I also consider, particularly in the light of the latest amendments made, that the new regime for new legal business models is very well balanced in terms of their regulated and considered introduction. The range of legal business options that will be offered by the Bill upon enactment must be openly facilitated and received. Legal practitioners will be able to choose the model through which they practice, whether that is the Law Library, the traditional solicitors' firm, the new legal partnerships or, in due course, multi-disciplinary practices. The new and existing legal services models will complement each other, as has been the case in other countries where these structures have been introduced. Equally importantly, consumers of legal services will have greater choice and access to justice.
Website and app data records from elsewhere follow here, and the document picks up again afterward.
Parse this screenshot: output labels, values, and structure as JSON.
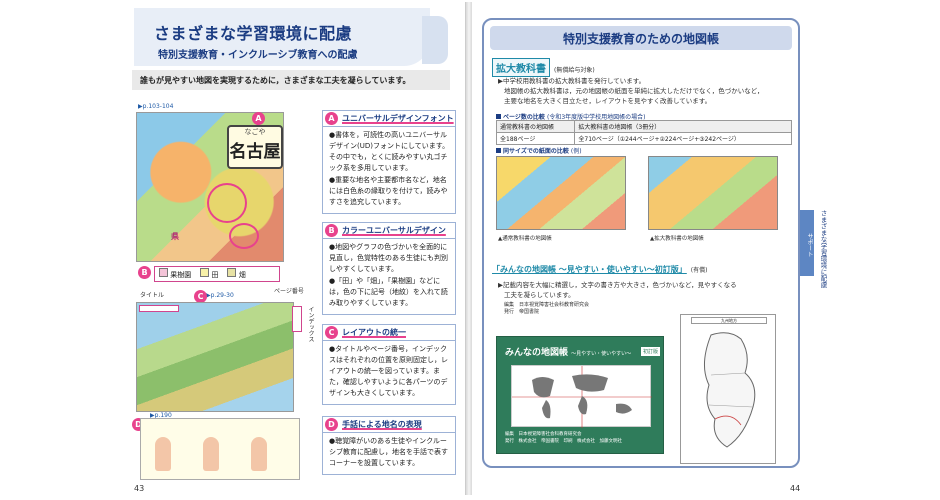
{
  "left": {
    "title": "さまざまな学習環境に配慮",
    "subtitle": "特別支援教育・インクルーシブ教育への配慮",
    "lead": "誰もが見やすい地図を実現するために，さまざまな工夫を凝らしています。",
    "refs": {
      "a": "p.103-104",
      "c": "p.29-30",
      "d": "p.190"
    },
    "map_labels": {
      "title": "タイトル",
      "page_number": "ページ番号",
      "index": "インデックス"
    },
    "city": {
      "furigana": "なごや",
      "name": "名古屋"
    },
    "ken": "県",
    "legend": [
      "果樹園",
      "田",
      "畑"
    ],
    "legend_colors": [
      "#f4c4d8",
      "#f7f1a8",
      "#e7e2a4"
    ],
    "features": [
      {
        "badge": "A",
        "title": "ユニバーサルデザインフォント",
        "lines": [
          "●書体を，可読性の高いユニバーサルデザイン(UD)フォントにしています。その中でも，とくに読みやすい丸ゴチック系を多用しています。",
          "●重要な地名や主要都市名など，地名には白色糸の縁取りを付けて，読みやすさを追究しています。"
        ]
      },
      {
        "badge": "B",
        "title": "カラーユニバーサルデザイン",
        "lines": [
          "●地図やグラフの色づかいを全面的に見直し，色覚特性のある生徒にも判別しやすくしています。",
          "●「田」や「畑」，「果樹園」などには，色の下に記号（地紋）を入れて読み取りやすくしています。"
        ]
      },
      {
        "badge": "C",
        "title": "レイアウトの統一",
        "lines": [
          "●タイトルやページ番号，インデックスはそれぞれの位置を原則固定し，レイアウトの統一を図っています。また，確認しやすいように各パーツのデザインも大きくしています。"
        ]
      },
      {
        "badge": "D",
        "title": "手話による地名の表現",
        "lines": [
          "●聴覚障がいのある生徒やインクルーシブ教育に配慮し，地名を手話で表すコーナーを設置しています。"
        ]
      }
    ],
    "page_number": "43"
  },
  "right": {
    "title": "特別支援教育のための地図帳",
    "sec1": {
      "name": "拡大教科書",
      "note": "(無償給与対象)"
    },
    "sec1_lines": [
      "▶中学校用教科書の拡大教科書を発行しています。",
      "地図帳の拡大教科書は，元の地図帳の紙面を単純に拡大しただけでなく，色づかいなど，",
      "主要な地名を大きく目立たせ，レイアウトを見やすく改善しています。"
    ],
    "page_compare": {
      "label": "ページ数の比較",
      "note": "(令和3年度版中学校用地図帳の場合)"
    },
    "table": [
      [
        "通常教科書の地図帳",
        "拡大教科書の地図帳（3冊分）"
      ],
      [
        "全188ページ",
        "全710ページ（①244ページ+②224ページ+③242ページ）"
      ]
    ],
    "same_size": {
      "label": "同サイズでの紙面の比較",
      "note": "(例)"
    },
    "captions": [
      "▲通常教科書の地図帳",
      "▲拡大教科書の地図帳"
    ],
    "sec2": {
      "name": "「みんなの地図帳 ～見やすい・使いやすい～初訂版」",
      "note": "(有償)"
    },
    "sec2_lines": [
      "▶記載内容を大幅に精選し，文字の書き方や大きさ，色づかいなど，見やすくなる",
      "工夫を凝らしています。"
    ],
    "credits": [
      "編集　日本視覚障害社会科教育研究会",
      "発行　帝国書院"
    ],
    "book": {
      "title": "みんなの地図帳",
      "subtitle": "～見やすい・使いやすい～",
      "tag": "初訂版",
      "pub": [
        "編集　日本視覚障害社会科教育研究会",
        "発行　株式会社　帝国書院　印刷　株式会社　加藤文明社"
      ]
    },
    "kyushu_header": "九州地方",
    "side_tab": "サポート",
    "side_label": "さまざまな学習環境に配慮",
    "page_number": "44"
  }
}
We are dealing with a more competitive cost structure.
We will have discussions in the Seanad and I anticipate that further amendments will arise on matters such as the inspections and complaints regime which needs further refinement. I will table further amendments on the operation of the legal practitioners' disciplinary tribunal. I look forward to further discussions with the Law Society on the interface between its retained compensation fund functions and the independent operation of the new professional conduct regime that will cover solicitors and barristers.
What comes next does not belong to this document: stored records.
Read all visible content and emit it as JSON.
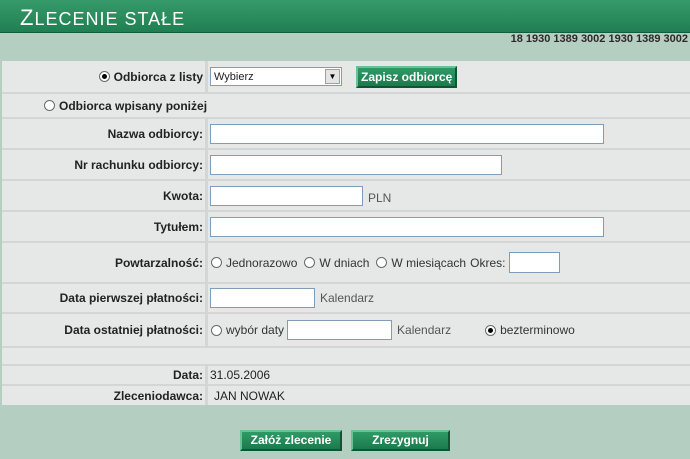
{
  "header": {
    "title_first": "Z",
    "title_rest": "LECENIE STAŁE",
    "account": "18 1930 1389 3002 1930 1389 3002"
  },
  "recipient": {
    "from_list_label": "Odbiorca z listy",
    "select_value": "Wybierz",
    "save_button": "Zapisz odbiorcę",
    "typed_label": "Odbiorca wpisany poniżej"
  },
  "fields": {
    "name_label": "Nazwa odbiorcy:",
    "account_label": "Nr rachunku odbiorcy:",
    "amount_label": "Kwota:",
    "currency": "PLN",
    "title_label": "Tytułem:",
    "repeat_label": "Powtarzalność:",
    "repeat_once": "Jednorazowo",
    "repeat_days": "W dniach",
    "repeat_months": "W miesiącach",
    "period_label": "Okres:",
    "first_date_label": "Data pierwszej płatności:",
    "calendar": "Kalendarz",
    "last_date_label": "Data ostatniej płatności:",
    "choose_date": "wybór daty",
    "indefinite": "bezterminowo"
  },
  "info": {
    "date_label": "Data:",
    "date_value": "31.05.2006",
    "principal_label": "Zleceniodawca:",
    "principal_value": "JAN NOWAK"
  },
  "buttons": {
    "submit": "Załóż zlecenie",
    "cancel": "Zrezygnuj"
  }
}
I also intend to bring forward provisions to allow limited liability partnerships, as well as provisions to allow barristers to sue for their fees. These are both matters the legal and other aspects of which are under ongoing detailed consideration.
As I have confirmed in the other House, I will continue to negotiate the staffing of the new regulatory authority, with the Minister for Public Expenditure and Reform, with the firm intention of resolving the issue of those existing staff of the legal professional bodies who deal with public complaints. I will also be enhancing the provisions of the Bill dealing with advertising by legal partnerships, including in terms of compliance with the EU services directive. In response to concerns raised, further attention will be given to the Bill's disclosure provisions, including as they may impact on client privilege and confidentiality. Other intended amendments will relate to pre-action protocols for medical negligence cases and e-filing in the courts. Extensive work is also being done on repeals and transitional provisions, and further technical amendments can be anticipated. This is a very large and complex Bill and we have further work to do on it. The key terms of interpretation contained in Part 1 of the Bill will be settled in the completion of the relevant Parts concerned.
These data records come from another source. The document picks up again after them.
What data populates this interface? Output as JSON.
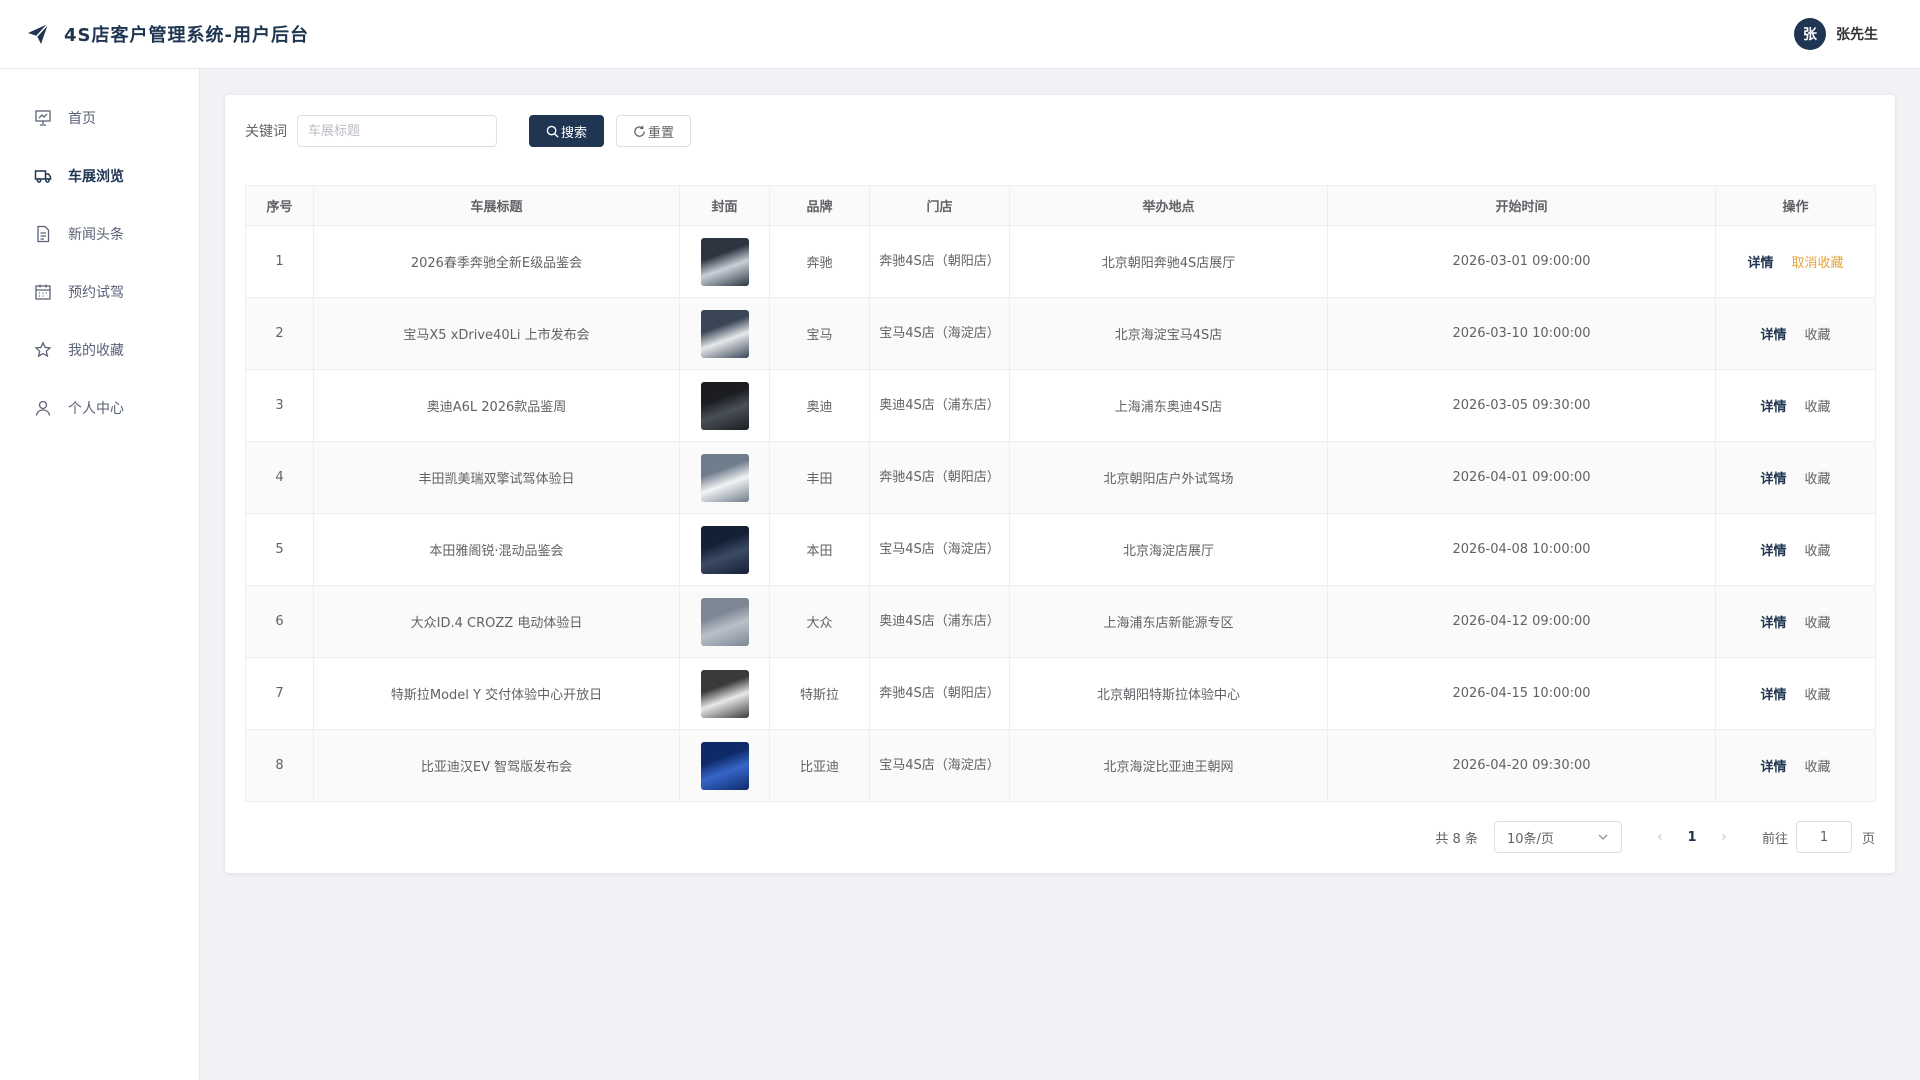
{
  "app": {
    "title": "4S店客户管理系统-用户后台",
    "user_avatar": "张",
    "user_name": "张先生"
  },
  "colors": {
    "primary": "#1f3551",
    "unfavorite": "#e6a23c"
  },
  "sidebar": {
    "items": [
      {
        "label": "首页",
        "icon": "presentation-icon",
        "active": false
      },
      {
        "label": "车展浏览",
        "icon": "truck-icon",
        "active": true
      },
      {
        "label": "新闻头条",
        "icon": "document-icon",
        "active": false
      },
      {
        "label": "预约试驾",
        "icon": "calendar-icon",
        "active": false
      },
      {
        "label": "我的收藏",
        "icon": "star-icon",
        "active": false
      },
      {
        "label": "个人中心",
        "icon": "user-icon",
        "active": false
      }
    ]
  },
  "search": {
    "label": "关键词",
    "placeholder": "车展标题",
    "value": "",
    "search_label": "搜索",
    "reset_label": "重置"
  },
  "table": {
    "headers": [
      "序号",
      "车展标题",
      "封面",
      "品牌",
      "门店",
      "举办地点",
      "开始时间",
      "操作"
    ],
    "rows": [
      {
        "no": "1",
        "title": "2026春季奔驰全新E级品鉴会",
        "brand": "奔驰",
        "store": "奔驰4S店（朝阳店）",
        "location": "北京朝阳奔驰4S店展厅",
        "start": "2026-03-01 09:00:00",
        "detail": "详情",
        "fav": "取消收藏",
        "favorited": true
      },
      {
        "no": "2",
        "title": "宝马X5 xDrive40Li 上市发布会",
        "brand": "宝马",
        "store": "宝马4S店（海淀店）",
        "location": "北京海淀宝马4S店",
        "start": "2026-03-10 10:00:00",
        "detail": "详情",
        "fav": "收藏",
        "favorited": false
      },
      {
        "no": "3",
        "title": "奥迪A6L 2026款品鉴周",
        "brand": "奥迪",
        "store": "奥迪4S店（浦东店）",
        "location": "上海浦东奥迪4S店",
        "start": "2026-03-05 09:30:00",
        "detail": "详情",
        "fav": "收藏",
        "favorited": false
      },
      {
        "no": "4",
        "title": "丰田凯美瑞双擎试驾体验日",
        "brand": "丰田",
        "store": "奔驰4S店（朝阳店）",
        "location": "北京朝阳店户外试驾场",
        "start": "2026-04-01 09:00:00",
        "detail": "详情",
        "fav": "收藏",
        "favorited": false
      },
      {
        "no": "5",
        "title": "本田雅阁锐·混动品鉴会",
        "brand": "本田",
        "store": "宝马4S店（海淀店）",
        "location": "北京海淀店展厅",
        "start": "2026-04-08 10:00:00",
        "detail": "详情",
        "fav": "收藏",
        "favorited": false
      },
      {
        "no": "6",
        "title": "大众ID.4 CROZZ 电动体验日",
        "brand": "大众",
        "store": "奥迪4S店（浦东店）",
        "location": "上海浦东店新能源专区",
        "start": "2026-04-12 09:00:00",
        "detail": "详情",
        "fav": "收藏",
        "favorited": false
      },
      {
        "no": "7",
        "title": "特斯拉Model Y 交付体验中心开放日",
        "brand": "特斯拉",
        "store": "奔驰4S店（朝阳店）",
        "location": "北京朝阳特斯拉体验中心",
        "start": "2026-04-15 10:00:00",
        "detail": "详情",
        "fav": "收藏",
        "favorited": false
      },
      {
        "no": "8",
        "title": "比亚迪汉EV 智驾版发布会",
        "brand": "比亚迪",
        "store": "宝马4S店（海淀店）",
        "location": "北京海淀比亚迪王朝网",
        "start": "2026-04-20 09:30:00",
        "detail": "详情",
        "fav": "收藏",
        "favorited": false
      }
    ]
  },
  "pagination": {
    "total": "共 8 条",
    "page_size": "10条/页",
    "prev": "‹",
    "current": "1",
    "next": "›",
    "goto_label": "前往",
    "goto_value": "1",
    "page_unit": "页"
  }
}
Subject to its ongoing consideration before this House, it is my intention that the Legal Services Regulation Bill be completed in order that the new legal services regulatory authority can come into operation without delay this year. An allocation of €500,000 has been made available under the justice Vote to support the establishment of the authority. This will be provided on a recoupable basis as the new regulatory framework is to be self-funding by means of a levy on the legal practitioners concerned.
Work on the Bill is ongoing in conjunction with the Offices of the Attorney General and the Parliamentary Counsel and this will be reflected in the relevant amendments that I will be bringing before the Seanad. I thank the Attorney General and the Parliamentary Counsel for the detailed work in which we have been involved in recent weeks and during the course of the passage of this legislation through the Dáil. Needless to say, I will be consulting further the various stakeholders concerned in order that the Bill can be brought to finality.
I commend the Bill to the House and look forward to hearing the views and exchanges of Senators on its provisions.